Since 2001, Bangalore has seen its population almost double.

That unprecedented growth has strained the water resources of what is known as the Silicon Valley of India. About 40% of Bangalore households pump water directly from the groundwater aquifer, through hundreds of thousands of borewells.

But until recently, Bangalore – officially known as Bengaluru – didn’t know the sustainability or status of its groundwater aquifer. Monitoring was sparse and infrequent, providing little detail on how water levels react to increased use, extreme weather and a changing climate.

Public water tap in Bangalore, India. Photo: Vishal Mehta / SEI.

SEI is working to change that through a joint project with the Indian Institute of Management-Bangalore’s Centre for Public Policy and the Indian Institute of Science. The Bangalore Urban Metabolism Project (BUMP) aims to develop a model that treats cities like living entities, using data to help solve the urban sustainability conundrum.

Water is a big part of the puzzle in Bangalore. With more than 10 million residents, every drop counts; effective management requires detailed data on supply and demand, both today and in the future.

“If you want to manage a system, you have to understand its components, and how they relate to each other. You have to be able to quantify them,” said SEI Senior Scientist Vishal Mehta. “Water is one of the most difficult Indian urban challenges.”

But BUMP has made significant progress. For almost two years, researchers have measured water levels every month at 154 locations throughout the city. The result: a treasure trove of data that will help scientists and policy-makers understand groundwater behavior for the first time in a major Indian city.

Between December 2015 and June 2017, most wells saw a decrease in water levels, thanks to a two-year drought. However, researchers found that extreme rainfall can substantially recharge groundwater; in August and September 2017, during the highest rainfall in 100 years, every one of the 154 monitored wells showed sharp increases in groundwater levels.

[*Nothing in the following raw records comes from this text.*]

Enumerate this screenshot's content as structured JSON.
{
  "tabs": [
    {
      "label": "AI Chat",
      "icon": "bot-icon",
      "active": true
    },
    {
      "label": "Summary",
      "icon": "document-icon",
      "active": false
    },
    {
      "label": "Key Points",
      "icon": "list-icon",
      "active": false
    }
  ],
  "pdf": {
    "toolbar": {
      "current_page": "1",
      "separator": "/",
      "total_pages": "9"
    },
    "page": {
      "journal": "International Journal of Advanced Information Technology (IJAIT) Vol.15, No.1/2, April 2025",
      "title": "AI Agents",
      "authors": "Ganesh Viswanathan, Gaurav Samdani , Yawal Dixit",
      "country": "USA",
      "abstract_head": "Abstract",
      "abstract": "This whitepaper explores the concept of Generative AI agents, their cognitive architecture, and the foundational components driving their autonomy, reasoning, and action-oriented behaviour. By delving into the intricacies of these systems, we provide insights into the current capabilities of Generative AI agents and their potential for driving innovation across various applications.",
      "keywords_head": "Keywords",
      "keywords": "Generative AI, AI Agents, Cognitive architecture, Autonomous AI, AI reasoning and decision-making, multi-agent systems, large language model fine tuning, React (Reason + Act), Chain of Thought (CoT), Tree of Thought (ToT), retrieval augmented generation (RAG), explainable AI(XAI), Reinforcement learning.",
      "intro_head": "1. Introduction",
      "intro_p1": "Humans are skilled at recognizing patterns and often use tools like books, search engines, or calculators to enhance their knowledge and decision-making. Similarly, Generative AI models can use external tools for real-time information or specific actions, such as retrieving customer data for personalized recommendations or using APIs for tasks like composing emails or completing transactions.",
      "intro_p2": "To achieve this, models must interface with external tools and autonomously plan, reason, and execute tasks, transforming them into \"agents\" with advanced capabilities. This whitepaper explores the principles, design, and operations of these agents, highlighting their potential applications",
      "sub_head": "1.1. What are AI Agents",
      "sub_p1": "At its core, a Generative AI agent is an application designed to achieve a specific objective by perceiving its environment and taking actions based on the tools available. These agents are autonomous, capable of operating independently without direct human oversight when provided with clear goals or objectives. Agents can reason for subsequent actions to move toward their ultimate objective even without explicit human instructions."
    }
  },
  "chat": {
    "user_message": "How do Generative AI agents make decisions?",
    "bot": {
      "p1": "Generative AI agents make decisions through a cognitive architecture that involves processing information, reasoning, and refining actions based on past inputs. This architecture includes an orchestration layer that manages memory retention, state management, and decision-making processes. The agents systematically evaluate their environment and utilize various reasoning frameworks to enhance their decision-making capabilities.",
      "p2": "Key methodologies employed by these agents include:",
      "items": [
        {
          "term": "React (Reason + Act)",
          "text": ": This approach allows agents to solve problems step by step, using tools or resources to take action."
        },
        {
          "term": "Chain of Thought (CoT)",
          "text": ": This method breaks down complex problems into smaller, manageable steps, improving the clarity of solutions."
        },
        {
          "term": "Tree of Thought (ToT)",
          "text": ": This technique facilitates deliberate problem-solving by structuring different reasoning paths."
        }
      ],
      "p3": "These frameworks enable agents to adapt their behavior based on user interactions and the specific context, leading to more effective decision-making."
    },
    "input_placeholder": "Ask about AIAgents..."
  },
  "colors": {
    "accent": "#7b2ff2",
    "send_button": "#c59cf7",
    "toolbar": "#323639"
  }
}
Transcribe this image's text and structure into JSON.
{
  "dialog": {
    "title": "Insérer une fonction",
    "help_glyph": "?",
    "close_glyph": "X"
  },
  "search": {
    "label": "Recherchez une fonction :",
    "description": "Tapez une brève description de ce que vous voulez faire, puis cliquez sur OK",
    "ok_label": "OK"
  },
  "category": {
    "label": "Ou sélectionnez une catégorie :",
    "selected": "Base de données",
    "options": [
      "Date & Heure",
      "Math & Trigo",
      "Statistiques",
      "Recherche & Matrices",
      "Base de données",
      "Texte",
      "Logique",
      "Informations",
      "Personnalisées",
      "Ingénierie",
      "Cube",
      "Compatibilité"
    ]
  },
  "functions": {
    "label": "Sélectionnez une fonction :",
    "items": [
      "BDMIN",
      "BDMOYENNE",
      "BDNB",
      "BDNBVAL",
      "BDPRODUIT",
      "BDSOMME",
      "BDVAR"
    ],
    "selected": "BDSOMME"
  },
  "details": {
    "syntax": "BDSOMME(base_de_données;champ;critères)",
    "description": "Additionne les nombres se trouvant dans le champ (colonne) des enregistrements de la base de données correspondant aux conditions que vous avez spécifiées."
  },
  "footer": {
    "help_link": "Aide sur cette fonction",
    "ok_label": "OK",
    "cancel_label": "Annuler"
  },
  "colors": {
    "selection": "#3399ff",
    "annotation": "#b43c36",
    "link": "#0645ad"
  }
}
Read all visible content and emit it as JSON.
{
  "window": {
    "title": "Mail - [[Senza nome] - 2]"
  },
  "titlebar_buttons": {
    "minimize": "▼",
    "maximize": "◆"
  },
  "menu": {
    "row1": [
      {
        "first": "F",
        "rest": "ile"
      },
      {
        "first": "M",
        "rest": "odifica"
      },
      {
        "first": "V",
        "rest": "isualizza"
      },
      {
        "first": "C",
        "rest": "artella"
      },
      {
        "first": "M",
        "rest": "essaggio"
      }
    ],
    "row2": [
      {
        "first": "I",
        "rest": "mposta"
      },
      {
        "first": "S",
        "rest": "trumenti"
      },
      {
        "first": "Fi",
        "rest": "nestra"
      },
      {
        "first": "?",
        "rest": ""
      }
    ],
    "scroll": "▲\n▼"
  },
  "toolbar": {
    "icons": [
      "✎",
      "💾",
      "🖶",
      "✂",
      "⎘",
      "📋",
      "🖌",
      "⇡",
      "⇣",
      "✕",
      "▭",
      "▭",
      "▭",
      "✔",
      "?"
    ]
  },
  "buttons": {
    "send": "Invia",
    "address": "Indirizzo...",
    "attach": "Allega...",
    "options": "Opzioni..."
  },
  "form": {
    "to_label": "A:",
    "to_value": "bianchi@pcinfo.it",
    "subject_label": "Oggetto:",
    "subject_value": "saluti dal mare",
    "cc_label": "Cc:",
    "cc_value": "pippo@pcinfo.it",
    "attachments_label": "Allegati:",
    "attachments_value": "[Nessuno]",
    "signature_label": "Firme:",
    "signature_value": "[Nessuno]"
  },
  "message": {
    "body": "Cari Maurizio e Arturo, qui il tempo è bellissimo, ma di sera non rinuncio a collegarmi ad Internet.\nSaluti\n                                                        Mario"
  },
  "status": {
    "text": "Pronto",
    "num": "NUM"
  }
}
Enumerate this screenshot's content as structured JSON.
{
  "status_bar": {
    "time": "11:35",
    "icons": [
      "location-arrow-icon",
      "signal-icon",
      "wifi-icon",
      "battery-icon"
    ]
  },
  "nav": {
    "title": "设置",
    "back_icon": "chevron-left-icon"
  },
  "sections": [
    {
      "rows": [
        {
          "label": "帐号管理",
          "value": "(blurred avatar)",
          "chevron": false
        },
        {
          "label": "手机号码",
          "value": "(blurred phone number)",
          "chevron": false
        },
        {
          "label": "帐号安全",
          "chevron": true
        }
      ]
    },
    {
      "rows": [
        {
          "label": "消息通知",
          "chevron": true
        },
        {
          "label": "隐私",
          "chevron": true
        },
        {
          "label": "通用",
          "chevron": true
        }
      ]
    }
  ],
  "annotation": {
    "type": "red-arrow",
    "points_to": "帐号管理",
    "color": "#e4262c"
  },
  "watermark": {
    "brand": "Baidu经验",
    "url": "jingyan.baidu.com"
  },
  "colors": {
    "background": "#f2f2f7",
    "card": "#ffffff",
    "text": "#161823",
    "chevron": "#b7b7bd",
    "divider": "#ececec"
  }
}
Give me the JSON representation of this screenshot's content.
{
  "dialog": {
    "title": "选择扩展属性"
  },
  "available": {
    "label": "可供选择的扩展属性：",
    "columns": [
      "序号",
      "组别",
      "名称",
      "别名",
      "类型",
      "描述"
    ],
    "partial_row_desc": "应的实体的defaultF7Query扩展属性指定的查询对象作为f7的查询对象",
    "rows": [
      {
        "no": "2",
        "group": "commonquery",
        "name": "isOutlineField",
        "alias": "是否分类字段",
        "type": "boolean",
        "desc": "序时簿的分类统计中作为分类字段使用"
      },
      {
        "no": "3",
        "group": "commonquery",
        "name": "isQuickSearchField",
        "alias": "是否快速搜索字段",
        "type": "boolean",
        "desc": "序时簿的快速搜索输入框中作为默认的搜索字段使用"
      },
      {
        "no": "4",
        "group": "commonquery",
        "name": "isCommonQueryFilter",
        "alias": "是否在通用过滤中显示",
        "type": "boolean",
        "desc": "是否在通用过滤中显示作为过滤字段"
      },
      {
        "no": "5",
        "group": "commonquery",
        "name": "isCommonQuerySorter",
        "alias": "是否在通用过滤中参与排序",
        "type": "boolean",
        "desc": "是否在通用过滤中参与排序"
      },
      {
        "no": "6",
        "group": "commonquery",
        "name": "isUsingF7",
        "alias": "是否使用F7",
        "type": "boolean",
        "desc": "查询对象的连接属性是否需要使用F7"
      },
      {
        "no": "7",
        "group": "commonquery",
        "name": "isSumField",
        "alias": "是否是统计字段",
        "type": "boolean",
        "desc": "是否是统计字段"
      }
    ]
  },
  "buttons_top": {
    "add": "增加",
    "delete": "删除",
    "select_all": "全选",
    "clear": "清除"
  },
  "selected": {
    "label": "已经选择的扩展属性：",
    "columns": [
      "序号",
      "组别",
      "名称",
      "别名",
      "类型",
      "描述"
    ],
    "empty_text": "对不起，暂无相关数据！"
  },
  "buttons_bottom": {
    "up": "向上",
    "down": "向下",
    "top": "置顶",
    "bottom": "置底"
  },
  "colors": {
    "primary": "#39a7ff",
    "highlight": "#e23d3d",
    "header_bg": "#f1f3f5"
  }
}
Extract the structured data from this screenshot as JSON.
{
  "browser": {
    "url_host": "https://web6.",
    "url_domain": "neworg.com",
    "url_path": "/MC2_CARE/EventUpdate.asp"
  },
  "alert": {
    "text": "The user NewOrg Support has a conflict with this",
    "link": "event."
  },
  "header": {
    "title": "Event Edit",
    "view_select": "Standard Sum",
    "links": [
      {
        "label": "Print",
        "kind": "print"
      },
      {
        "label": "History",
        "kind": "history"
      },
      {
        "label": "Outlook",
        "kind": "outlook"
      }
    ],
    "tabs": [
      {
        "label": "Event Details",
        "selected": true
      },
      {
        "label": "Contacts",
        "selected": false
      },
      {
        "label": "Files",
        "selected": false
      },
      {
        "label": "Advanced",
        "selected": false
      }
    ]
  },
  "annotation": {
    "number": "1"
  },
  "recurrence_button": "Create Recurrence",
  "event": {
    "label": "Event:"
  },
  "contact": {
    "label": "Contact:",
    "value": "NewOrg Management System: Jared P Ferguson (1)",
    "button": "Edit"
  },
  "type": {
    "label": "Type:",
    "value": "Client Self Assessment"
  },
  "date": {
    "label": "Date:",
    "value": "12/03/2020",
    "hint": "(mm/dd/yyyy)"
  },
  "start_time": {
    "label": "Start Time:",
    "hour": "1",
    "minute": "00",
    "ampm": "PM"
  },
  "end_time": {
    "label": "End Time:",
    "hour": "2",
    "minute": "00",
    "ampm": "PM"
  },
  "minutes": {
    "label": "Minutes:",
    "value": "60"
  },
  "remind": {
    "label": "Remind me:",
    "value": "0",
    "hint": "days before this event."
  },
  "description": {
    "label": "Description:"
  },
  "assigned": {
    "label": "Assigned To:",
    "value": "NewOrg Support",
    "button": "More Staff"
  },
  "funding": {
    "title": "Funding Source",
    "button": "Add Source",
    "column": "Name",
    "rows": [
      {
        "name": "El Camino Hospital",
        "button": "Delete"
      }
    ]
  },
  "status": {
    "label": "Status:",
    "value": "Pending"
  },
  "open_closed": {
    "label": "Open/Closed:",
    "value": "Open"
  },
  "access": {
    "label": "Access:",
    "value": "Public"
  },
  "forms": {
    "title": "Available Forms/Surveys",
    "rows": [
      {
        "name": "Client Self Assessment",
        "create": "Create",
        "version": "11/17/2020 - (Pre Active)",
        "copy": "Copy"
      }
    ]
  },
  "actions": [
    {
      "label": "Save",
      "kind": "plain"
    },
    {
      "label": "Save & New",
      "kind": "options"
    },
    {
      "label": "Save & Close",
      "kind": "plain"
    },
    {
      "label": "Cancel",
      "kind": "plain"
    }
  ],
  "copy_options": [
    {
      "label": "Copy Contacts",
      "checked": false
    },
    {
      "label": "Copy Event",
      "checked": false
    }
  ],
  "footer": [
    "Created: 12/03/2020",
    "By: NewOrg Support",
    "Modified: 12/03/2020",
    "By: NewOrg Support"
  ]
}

Such data is important in evidence-based policy-making, Mehta said. The project’s findings, for example, disproved earlier news reports that the 2017 rainfall had not replenished the groundwater.

Researchers also found that water levels appear to be higher (shallow) in the central, higher parts of the city, while they are lower (deeper) in the outer, lower-lying areas. This is unusual; typically the opposite is true.

In Bangalore, however, the higher parts of the city are better connected to water supply pipelines and thus pump less water. The outer areas – which are fast growing – rely more on groundwater.

“These measurements are helping us understand the groundwater budget of the city,” Mehta said. “We are now looking at the human influences of pumping and leaking wastewater systems, as well as the natural rainfall recharge contributions. These findings will help guide better management in the future – and perhaps encourage other cities to monitor groundwater through dense measurements.”

This work was supported by The Cities Alliance Catalytic Fund, SEI’s Urban Initiative and the Swedish International Development Cooperation Agency (SIDA).